### Your instructions:
Where the word "title" occurs in a line of the data, return the whole line.

Element data from apps and pages:
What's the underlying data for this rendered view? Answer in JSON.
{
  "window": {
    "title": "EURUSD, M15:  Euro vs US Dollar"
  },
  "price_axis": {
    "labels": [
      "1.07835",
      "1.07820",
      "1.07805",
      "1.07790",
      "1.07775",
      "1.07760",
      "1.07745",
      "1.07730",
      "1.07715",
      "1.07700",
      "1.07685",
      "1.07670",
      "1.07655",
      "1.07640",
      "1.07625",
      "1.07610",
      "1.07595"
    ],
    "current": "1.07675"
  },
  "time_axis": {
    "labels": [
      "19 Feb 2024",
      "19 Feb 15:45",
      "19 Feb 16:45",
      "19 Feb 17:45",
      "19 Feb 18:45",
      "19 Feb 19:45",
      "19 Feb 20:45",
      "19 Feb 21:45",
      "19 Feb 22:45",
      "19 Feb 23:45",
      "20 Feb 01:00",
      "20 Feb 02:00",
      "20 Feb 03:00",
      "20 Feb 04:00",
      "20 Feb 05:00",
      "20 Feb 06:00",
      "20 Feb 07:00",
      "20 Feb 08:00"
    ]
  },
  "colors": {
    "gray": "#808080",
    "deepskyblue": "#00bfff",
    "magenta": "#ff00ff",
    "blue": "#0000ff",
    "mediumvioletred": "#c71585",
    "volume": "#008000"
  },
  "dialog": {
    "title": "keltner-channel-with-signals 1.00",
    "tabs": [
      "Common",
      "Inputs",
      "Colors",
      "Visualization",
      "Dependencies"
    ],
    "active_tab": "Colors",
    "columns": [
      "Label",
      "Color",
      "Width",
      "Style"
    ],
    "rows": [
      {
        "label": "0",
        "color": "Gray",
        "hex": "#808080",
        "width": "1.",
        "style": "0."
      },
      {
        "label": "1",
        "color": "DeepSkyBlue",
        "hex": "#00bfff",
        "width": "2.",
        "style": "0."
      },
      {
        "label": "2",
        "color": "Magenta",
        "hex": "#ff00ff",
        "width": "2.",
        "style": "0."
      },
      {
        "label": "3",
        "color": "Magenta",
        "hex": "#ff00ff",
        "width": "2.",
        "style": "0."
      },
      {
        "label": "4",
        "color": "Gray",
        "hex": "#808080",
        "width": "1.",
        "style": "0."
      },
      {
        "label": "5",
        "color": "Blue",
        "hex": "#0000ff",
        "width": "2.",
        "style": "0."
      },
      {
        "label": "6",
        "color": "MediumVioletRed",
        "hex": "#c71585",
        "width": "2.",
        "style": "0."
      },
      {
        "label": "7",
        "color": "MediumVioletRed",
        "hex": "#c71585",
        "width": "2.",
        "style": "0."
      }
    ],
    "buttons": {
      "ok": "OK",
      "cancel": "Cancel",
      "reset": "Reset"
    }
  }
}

### Your solution:
    "title": "EURUSD, M15:  Euro vs US Dollar"
    "title": "keltner-channel-with-signals 1.00",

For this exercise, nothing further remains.